--- DATA FOR THIS TASK Enclosed Below ---

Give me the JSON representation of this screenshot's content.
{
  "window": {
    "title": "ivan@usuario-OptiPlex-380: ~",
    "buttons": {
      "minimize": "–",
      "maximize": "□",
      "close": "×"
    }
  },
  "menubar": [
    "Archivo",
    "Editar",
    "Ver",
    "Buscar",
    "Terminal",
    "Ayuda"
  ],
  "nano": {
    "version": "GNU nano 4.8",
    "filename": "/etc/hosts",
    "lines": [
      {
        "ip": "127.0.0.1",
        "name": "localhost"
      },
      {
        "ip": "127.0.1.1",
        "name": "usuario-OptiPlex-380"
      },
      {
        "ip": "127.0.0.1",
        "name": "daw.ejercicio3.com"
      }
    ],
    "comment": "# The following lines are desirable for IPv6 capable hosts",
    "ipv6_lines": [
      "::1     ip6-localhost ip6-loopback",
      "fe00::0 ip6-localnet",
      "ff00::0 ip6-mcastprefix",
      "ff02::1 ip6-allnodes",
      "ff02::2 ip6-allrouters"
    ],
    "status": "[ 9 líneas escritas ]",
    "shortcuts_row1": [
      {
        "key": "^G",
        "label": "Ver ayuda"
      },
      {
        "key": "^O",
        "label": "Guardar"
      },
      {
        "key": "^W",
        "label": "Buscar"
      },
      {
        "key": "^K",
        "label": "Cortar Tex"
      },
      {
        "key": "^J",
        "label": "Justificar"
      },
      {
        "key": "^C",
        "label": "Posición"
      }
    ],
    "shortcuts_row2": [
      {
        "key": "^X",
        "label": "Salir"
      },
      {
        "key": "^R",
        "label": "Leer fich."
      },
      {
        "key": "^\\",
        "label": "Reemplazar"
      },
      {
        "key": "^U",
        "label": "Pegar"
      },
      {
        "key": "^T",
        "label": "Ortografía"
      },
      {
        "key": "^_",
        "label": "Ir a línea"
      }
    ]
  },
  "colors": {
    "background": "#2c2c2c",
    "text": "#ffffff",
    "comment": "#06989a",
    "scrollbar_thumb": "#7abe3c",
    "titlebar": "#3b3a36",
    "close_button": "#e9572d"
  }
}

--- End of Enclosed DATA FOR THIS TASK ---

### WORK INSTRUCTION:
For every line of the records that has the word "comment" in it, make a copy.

### WRITTEN SOLUTION:
    "comment": "# The following lines are desirable for IPv6 capable hosts",
    "comment": "#06989a",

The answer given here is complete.